GRAPHISOFT North America partnered with the Washington Architectural Foundation, Catholic University of America’s Architecture School (CUA), and Common Good City Farm (CGCF) to support Design in Action: Build (DIA: Build). Janet Bloomberg, principal of DC-based ARCHICAD firm, KUBE Architecture is the founder of the program, along with Eric Jenkins of CUA.
The education initiative, in its pilot year, provides hands-on architecture experience to DC-area high school students by challenging them to work with CUA undergrads to design and construct a project that will benefit CGCF. CGCF, an urban agricultural and education center, provides more than 5 thousand pounds of fresh vegetables each year to low income families and needs additional dry and cold storage. The team is designing the structure during the spring semester, and will construct it in two weeks in June.
CUA students mentor the high school students during the concept and design phase, teaching them about architecture firsthand. As they move toward construction, young architects have a mentoring role as well. The students are learning ARCHICAD, gaining valuable BIM experience in addition to all of the other skills they are developing. The program supports exposure to architecture and design through a real-world scenario. By giving them an actionable problem to solve, they receive practical experience working with BIM, leaving a lasting, positive mark on the community as a whole.
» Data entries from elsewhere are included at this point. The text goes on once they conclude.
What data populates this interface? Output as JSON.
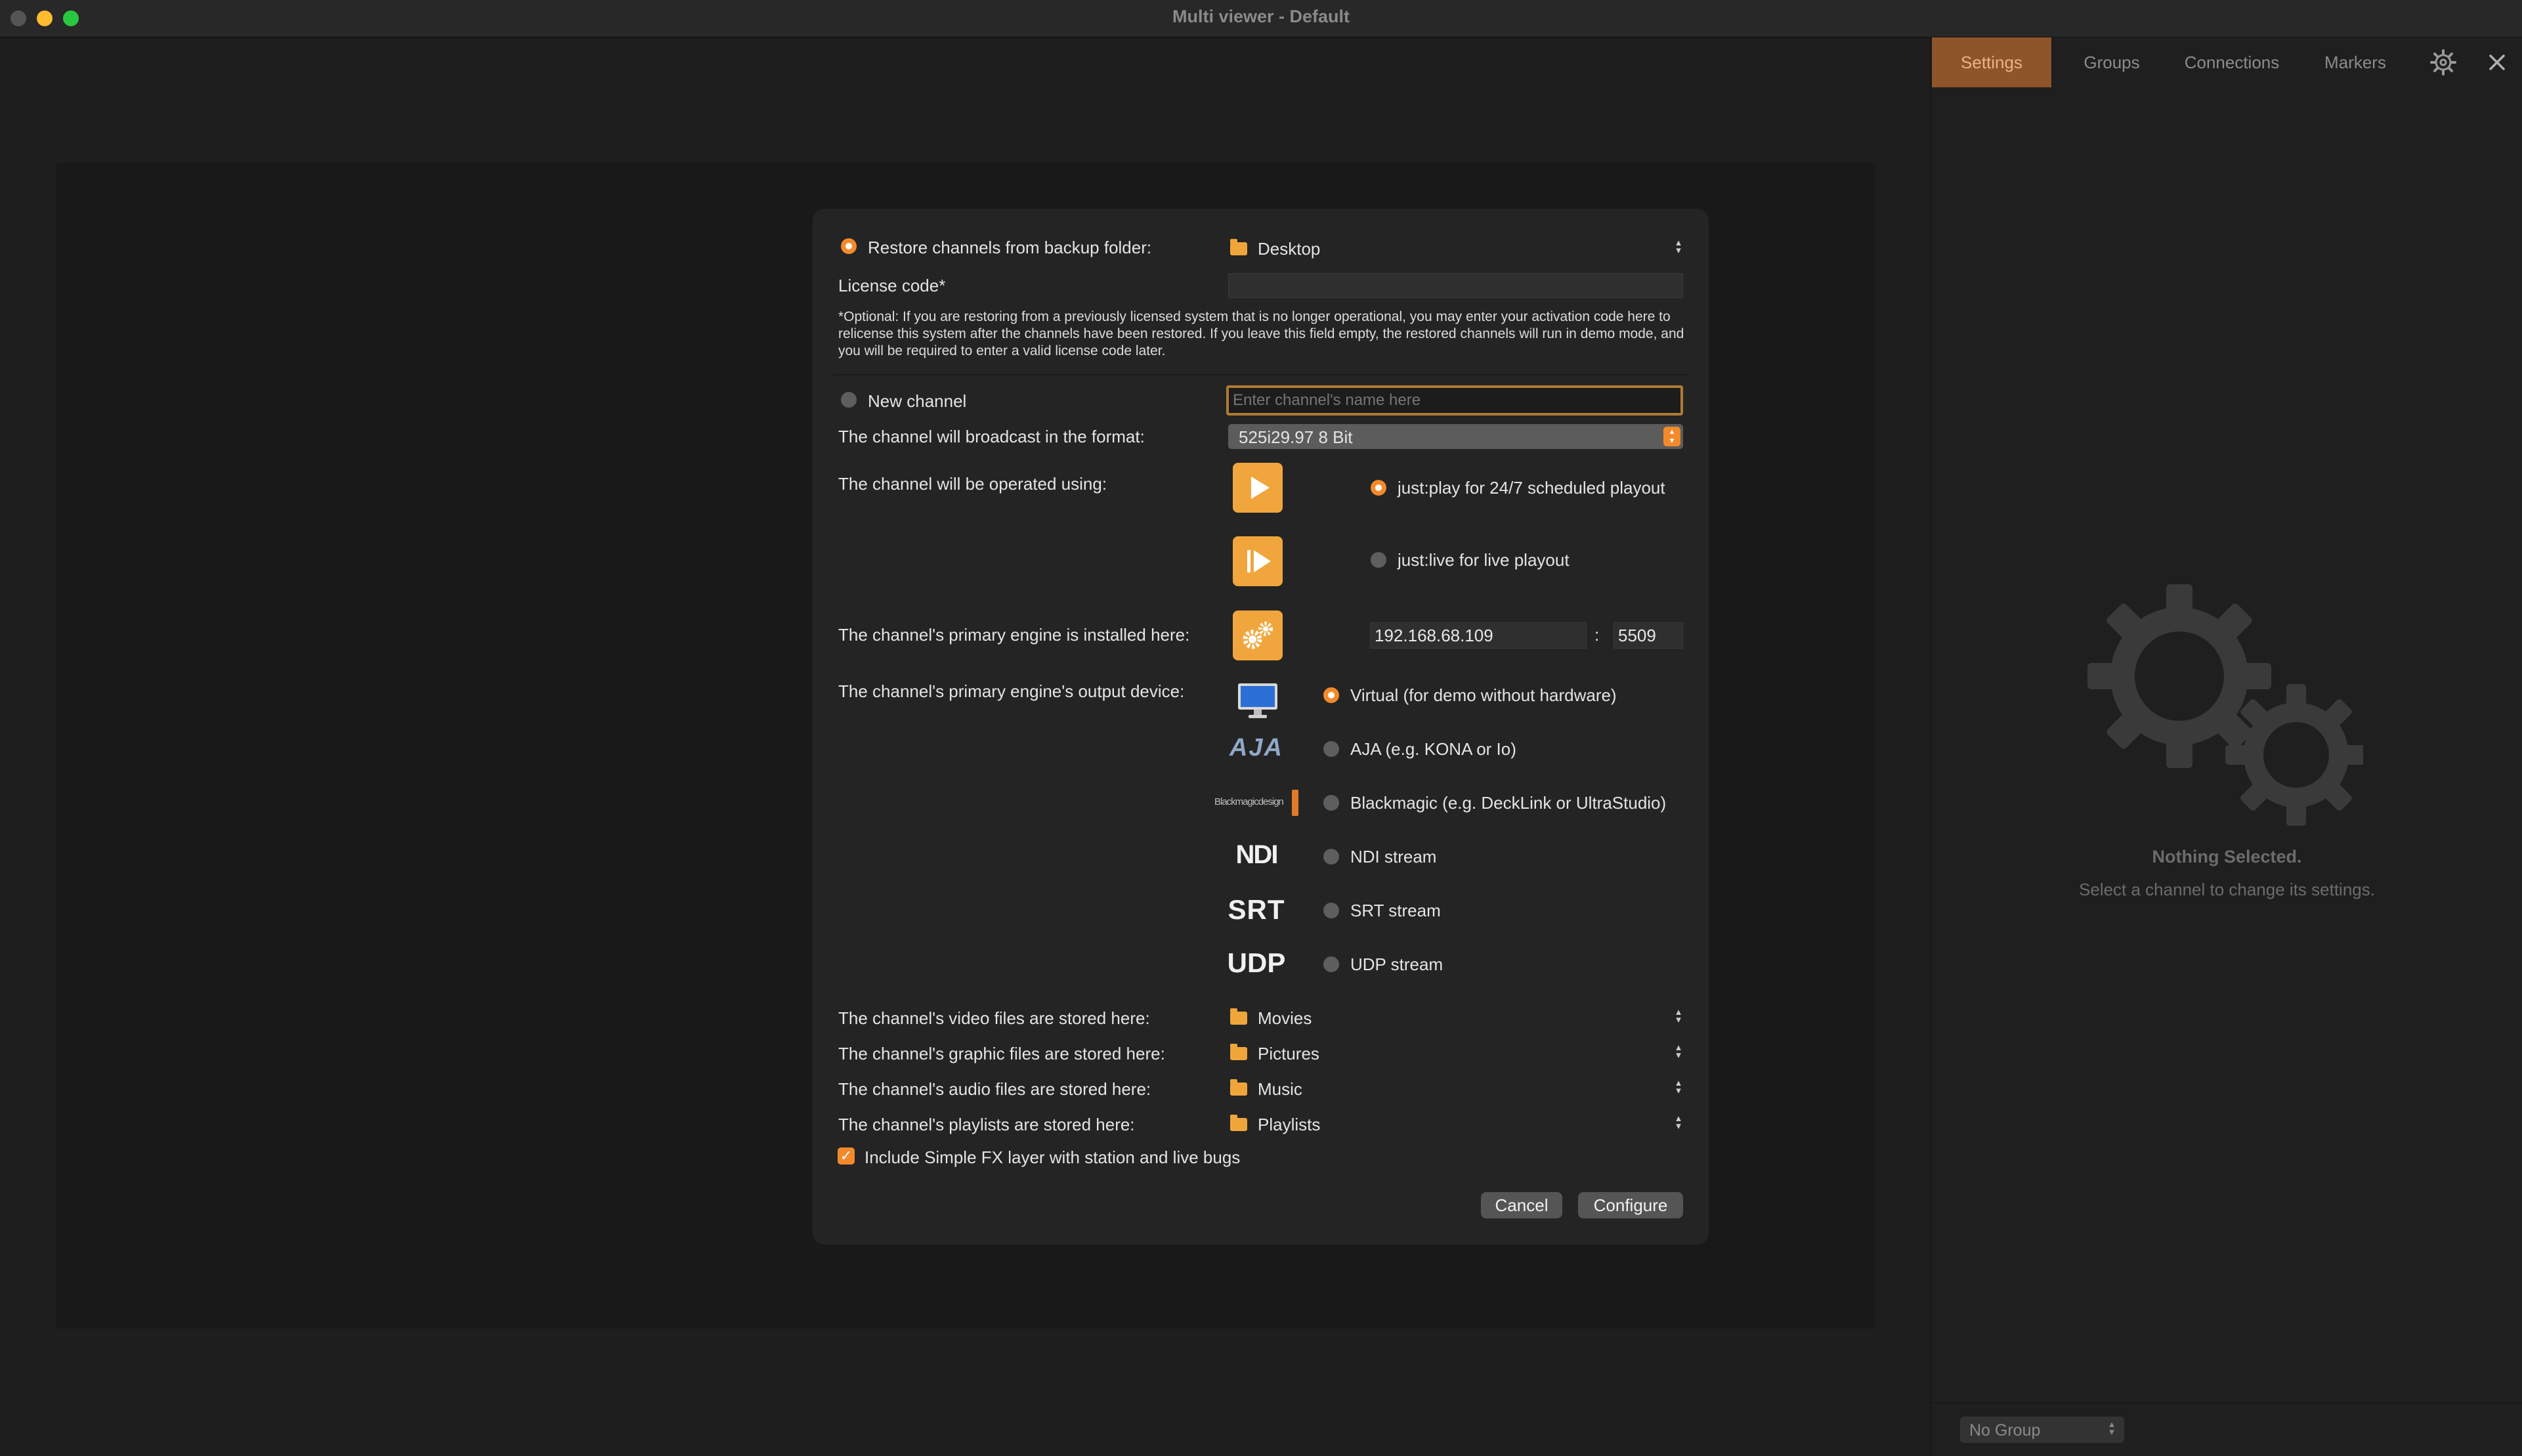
{
  "window": {
    "title": "Multi viewer - Default"
  },
  "tabs": [
    {
      "label": "Settings",
      "active": true
    },
    {
      "label": "Groups"
    },
    {
      "label": "Connections"
    },
    {
      "label": "Markers"
    }
  ],
  "panel": {
    "nothing_selected": "Nothing Selected.",
    "hint": "Select a channel to change its settings.",
    "group_select": "No Group"
  },
  "dialog": {
    "restore": {
      "label": "Restore channels from backup folder:",
      "folder": "Desktop",
      "selected": true
    },
    "license": {
      "label": "License code*",
      "value": "",
      "note": "*Optional: If you are restoring from a previously licensed system that is no longer operational, you may enter your activation code here to relicense this system after the channels have been restored. If you leave this field empty, the restored channels will run in demo mode, and you will be required to enter a valid license code later."
    },
    "new_channel": {
      "label": "New channel",
      "placeholder": "Enter channel's name here",
      "selected": false
    },
    "format": {
      "label": "The channel will broadcast in the format:",
      "value": "525i29.97 8 Bit"
    },
    "operated": {
      "label": "The channel will be operated using:",
      "options": [
        {
          "label": "just:play for 24/7 scheduled playout",
          "selected": true
        },
        {
          "label": "just:live for live playout",
          "selected": false
        }
      ]
    },
    "engine": {
      "label": "The channel's primary engine is installed here:",
      "ip": "192.168.68.109",
      "separator": ":",
      "port": "5509"
    },
    "output": {
      "label": "The channel's primary engine's output device:",
      "options": [
        {
          "label": "Virtual (for demo without hardware)",
          "logo": "monitor-icon",
          "selected": true
        },
        {
          "label": "AJA (e.g. KONA or Io)",
          "logo": "AJA",
          "selected": false
        },
        {
          "label": "Blackmagic (e.g. DeckLink or UltraStudio)",
          "logo": "Blackmagicdesign",
          "selected": false
        },
        {
          "label": "NDI stream",
          "logo": "NDI",
          "selected": false
        },
        {
          "label": "SRT stream",
          "logo": "SRT",
          "selected": false
        },
        {
          "label": "UDP stream",
          "logo": "UDP",
          "selected": false
        }
      ]
    },
    "storage": [
      {
        "label": "The channel's video files are stored here:",
        "folder": "Movies"
      },
      {
        "label": "The channel's graphic files are stored here:",
        "folder": "Pictures"
      },
      {
        "label": "The channel's audio files are stored here:",
        "folder": "Music"
      },
      {
        "label": "The channel's playlists are stored here:",
        "folder": "Playlists"
      }
    ],
    "simple_fx": {
      "label": "Include Simple FX layer with station and live bugs",
      "checked": true
    },
    "cancel": "Cancel",
    "configure": "Configure"
  },
  "colors": {
    "accent": "#f28a2c",
    "active_tab_bg": "#8e542a",
    "icon_orange": "#f1a63d"
  }
}
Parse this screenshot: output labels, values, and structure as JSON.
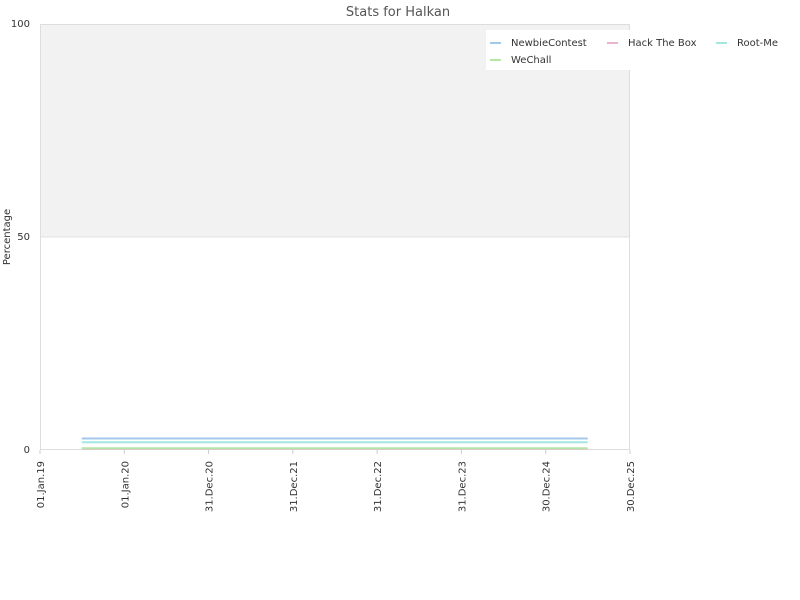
{
  "chart_data": {
    "type": "line",
    "title": "Stats for Halkan",
    "ylabel": "Percentage",
    "xlabel": "",
    "ylim": [
      0,
      100
    ],
    "yticks": [
      "0",
      "50",
      "100"
    ],
    "xlim": [
      "2019-01-01",
      "2025-12-30"
    ],
    "xticks": [
      {
        "date": "2019-01-01",
        "label": "01.Jan.19"
      },
      {
        "date": "2020-01-01",
        "label": "01.Jan.20"
      },
      {
        "date": "2020-12-31",
        "label": "31.Dec.20"
      },
      {
        "date": "2021-12-31",
        "label": "31.Dec.21"
      },
      {
        "date": "2022-12-31",
        "label": "31.Dec.22"
      },
      {
        "date": "2023-12-31",
        "label": "31.Dec.23"
      },
      {
        "date": "2024-12-30",
        "label": "30.Dec.24"
      },
      {
        "date": "2025-12-30",
        "label": "30.Dec.25"
      }
    ],
    "upper_band": [
      50,
      100
    ],
    "legend_position": "top-right",
    "series": [
      {
        "name": "NewbieContest",
        "color": "#a3c8ec",
        "x": [
          "2019-07-01",
          "2025-06-30"
        ],
        "y": [
          2.7,
          2.7
        ]
      },
      {
        "name": "Hack The Box",
        "color": "#e8b4cf",
        "x": [
          "2019-07-01",
          "2025-06-30"
        ],
        "y": [
          0.3,
          0.3
        ]
      },
      {
        "name": "Root-Me",
        "color": "#a4e6e0",
        "x": [
          "2019-07-01",
          "2025-06-30"
        ],
        "y": [
          1.8,
          1.8
        ]
      },
      {
        "name": "WeChall",
        "color": "#b4e6a8",
        "x": [
          "2019-07-01",
          "2025-06-30"
        ],
        "y": [
          0.4,
          0.4
        ]
      }
    ]
  }
}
Under the guidance of DIA: BUILD guest lecturers Bill Jelen, Principal, William Jelen Architect Inc. and Taylor Scott, Project Designer/Project Manager Emcee Design, the students – affectionately known as “BUILDers” — will benefit from informative precedent studies to extensive site documentation from an on-site visit to CGCF and will formulate the initial schematic designs for the “Cool Bot” cold storage unit.
The students have honed their initial sketches, created physical models and, using ARCHICAD, developed site plans and performed circulation studies. They are getting a true Science, Technology, Engineering and Math (STEM) experience as it is based in an applied use of BIM combined with a cooperative, meaningful, real-world learning experience. Currently, three possible designs have emerged: Tree House, Shifted Orientation, and Teach/Grow/Preserve. These design concepts explore differing approaches to the storage needs of CGCF. After review by CGCF executives, the groups will merge these ideas and approach the project with a final design.
Construction on the CGCF Cool Bot storage unit is scheduled to begin in June.